This week London First brought together business leaders, skills providers and young people, to grapple with London’s skills debate and look ahead at forging solutions.
Ark’s King Solomon Academy, one of the country’s highest performing state schools made a fitting setting, and there were lessons from all parties on the challenges to be tackled head on.
It was a privilege to hear two year ten students recall some of their opportunities to engage with employers; and the impact this has made on their outlook, confidence and understanding of the workplace. This brought home research from the Education and Employers Taskforce; young people who have four or more workplace encounters while at school are 86% less likely to be NEET (not in education, employment or training) and, on average, will go on to earn 18% more than their peers who did not.

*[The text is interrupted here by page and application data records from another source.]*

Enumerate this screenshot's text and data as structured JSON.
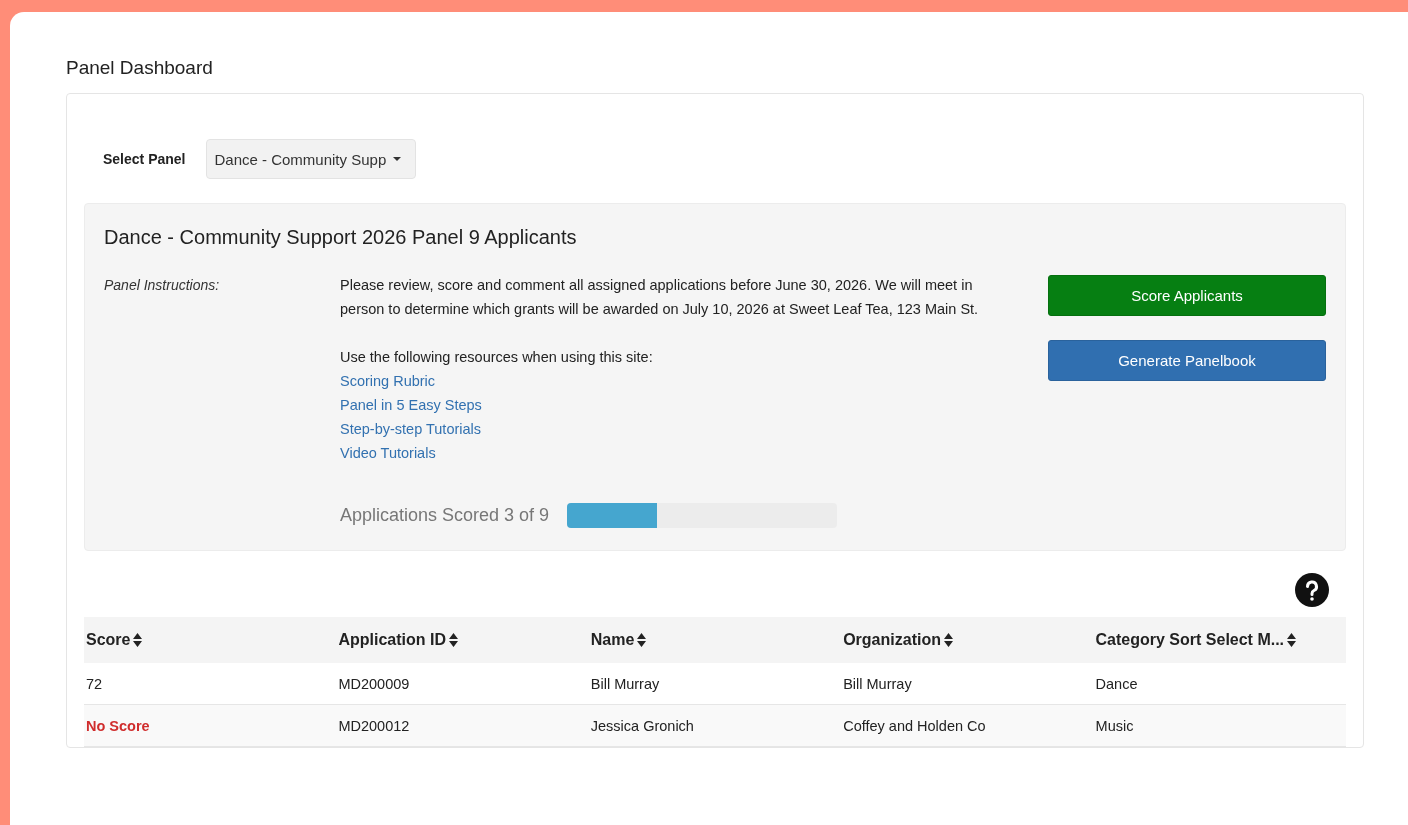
{
  "page_title": "Panel Dashboard",
  "panel_select": {
    "label": "Select Panel",
    "value": "Dance - Community Supp"
  },
  "panel": {
    "heading": "Dance - Community Support 2026 Panel 9 Applicants",
    "instructions_label": "Panel Instructions:",
    "instructions": "Please review, score and comment all assigned applications before June 30, 2026.  We will meet in person to determine which grants will be awarded on July 10, 2026 at Sweet Leaf Tea, 123 Main St.",
    "resources_intro": "Use the following resources when using this site:",
    "resource_links": [
      "Scoring Rubric",
      "Panel in 5 Easy Steps",
      "Step-by-step Tutorials",
      "Video Tutorials"
    ],
    "progress": {
      "label": "Applications Scored 3 of 9",
      "level": 0.333
    },
    "buttons": [
      {
        "label": "Score Applicants",
        "kind": "success"
      },
      {
        "label": "Generate Panelbook",
        "kind": "primary"
      }
    ]
  },
  "table": {
    "columns": [
      "Score",
      "Application ID",
      "Name",
      "Organization",
      "Category Sort Select M..."
    ],
    "rows": [
      {
        "scored": true,
        "cells": [
          "72",
          "MD200009",
          "Bill Murray",
          "Bill Murray",
          "Dance"
        ]
      },
      {
        "scored": false,
        "cells": [
          "No Score",
          "MD200012",
          "Jessica Gronich",
          "Coffey and Holden Co",
          "Music"
        ]
      }
    ]
  }
}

John Allan, as Chair of the London First Skills Commission, strategically addressed the challenge the group has set its self as it tackles the “complex skills equation, from both a supply (skills providers) and demand (employers) side.” The Skills Commission aims to set action plans for London government, central government and business to drive much needed improvement to the current system. However, it is already clear that a crucial ingredient of success will be building a solid partnership between business, government and skills providers.

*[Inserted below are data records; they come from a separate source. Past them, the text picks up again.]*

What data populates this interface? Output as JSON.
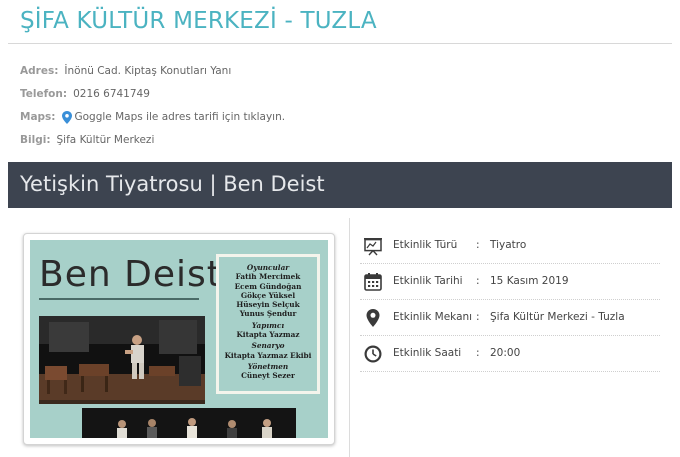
{
  "venue": {
    "title": "ŞİFA KÜLTÜR MERKEZİ - TUZLA",
    "info": [
      {
        "label": "Adres:",
        "value": "İnönü Cad. Kiptaş Konutları Yanı"
      },
      {
        "label": "Telefon:",
        "value": "0216 6741749"
      },
      {
        "label": "Maps:",
        "value": "Goggle Maps ile adres tarifi için tıklayın."
      },
      {
        "label": "Bilgi:",
        "value": "Şifa Kültür Merkezi"
      }
    ]
  },
  "event": {
    "title": "Yetişkin Tiyatrosu | Ben Deist"
  },
  "poster": {
    "title": "Ben Deist",
    "credits": {
      "cast_role": "Oyuncular",
      "cast": [
        "Fatih Mercimek",
        "Ecem Gündoğan",
        "Gökçe Yüksel",
        "Hüseyin Selçuk",
        "Yunus Şendur"
      ],
      "producer_role": "Yapımcı",
      "producer": "Kitapta Yazmaz",
      "writer_role": "Senaryo",
      "writer": "Kitapta Yazmaz Ekibi",
      "director_role": "Yönetmen",
      "director": "Cüneyt Sezer"
    }
  },
  "details": [
    {
      "icon": "presentation-icon",
      "label": "Etkinlik Türü",
      "colon": ":",
      "value": "Tiyatro"
    },
    {
      "icon": "calendar-icon",
      "label": "Etkinlik Tarihi",
      "colon": ":",
      "value": "15 Kasım 2019"
    },
    {
      "icon": "location-pin-icon",
      "label": "Etkinlik Mekanı",
      "colon": ":",
      "value": "Şifa Kültür Merkezi - Tuzla"
    },
    {
      "icon": "clock-icon",
      "label": "Etkinlik Saati",
      "colon": ":",
      "value": "20:00"
    }
  ],
  "colors": {
    "title_accent": "#4bb3c1",
    "event_bar": "#3d4450",
    "poster_bg": "#a7d0c9",
    "pin": "#3a8fd8"
  }
}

John acknowledged that “Whilst we may not have all the answers to solve a challenge that’s been about for decades, we can still achieve a great deal.”
Angus Knowles-Cutler, Vice Chairman Deloitte, shared top lines from Deloitte’s recent skills mapping research. The skills question was likened to a moving target, as we try to assess the impact of Brexit, a changing economy and technology developments. However, Knowles-Cutler spoke firmly of the 3Cs that employers increasingly value over traditional, technical knowledge – creativity, collaboration and cognitive skills. These are the skills that will keep the next generation agile and equipped for the evolving workplace.
Angus joined the panel with Amanda Timberg, Head of Staffing Programs, EMEA Google and Hannah McAuley, Ark Schools’ national Head of University and Careers Success. Despite coming at the issue from different angles, there was agreement that work must be done on all sides to better understand one another, with each holding a piece of the jigsaw.
With much work to do, it was good to look ahead at immediate opportunities for business, skills providers and young people to come together, at Skills London the UK’s largest jobs and skills event in November.
If today’s breakfast taught us anything, it’s that opportunities for young people to engage with employers, and access work based learning and work experience are critical to equipping our future workforce.